"Since the excise duty cut on diesel in 2020, the transport sector, which had long been struggling due to unreasonable excise duty policies, has driven Estonia's services exports and last year it generated about seven times more export revenue than before. Latvia's plan to lift the biofuel requirement will bring back the price difference and tax money will again travel to our southern neighbors. The unfortunate consequence of this is a significant reduction in the competitiveness of our companies," the head of the Estonian Oil Association said, adding that a reduction in excise duty on diesel would thus allow to achieve several goas simultaneously.
According to the head of the fuel sector industry body, the sales figures for April already show that the supplementary budget for 2022, which is currently being handled by the Riigikogu, is based on too optimistic estimates.

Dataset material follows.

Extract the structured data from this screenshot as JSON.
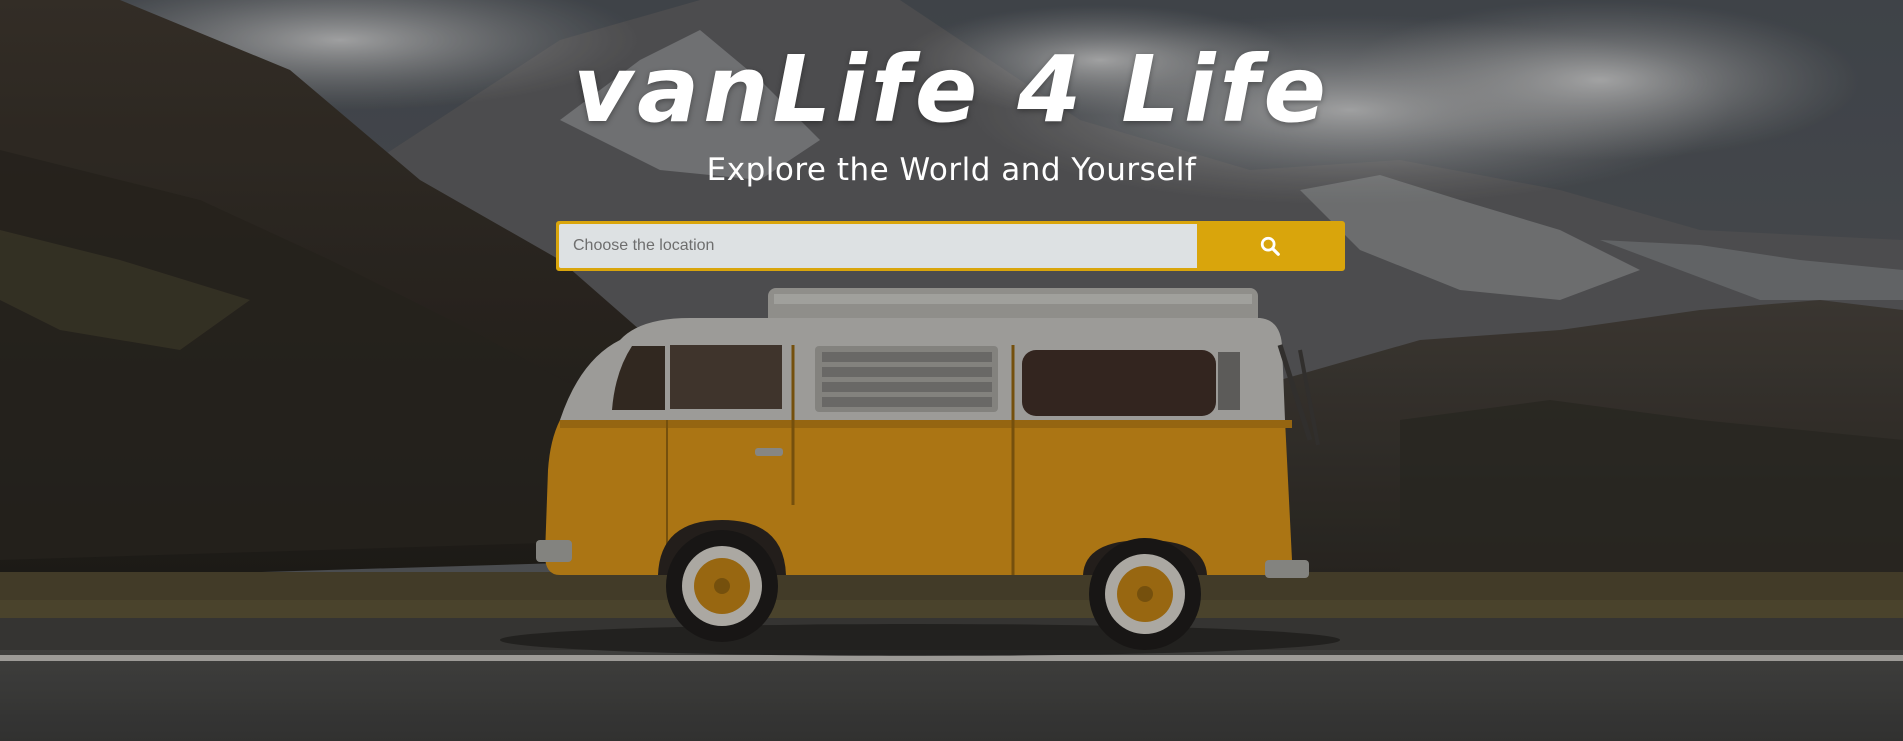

"In our opinion, a reduction in the excise duty on diesel would help to mitigate losses both in the context of state budget receipts and in terms of stabilizing the economic situation in general. If the government would also like to meet the people of Estonian halfway, then reducing the excise duty on motor gasoline would help to increase people's purchasing power," Raamat said, adding that the resulting increases in the amounts sold mean that the negative fiscal impact from the move would not be necessarily significant.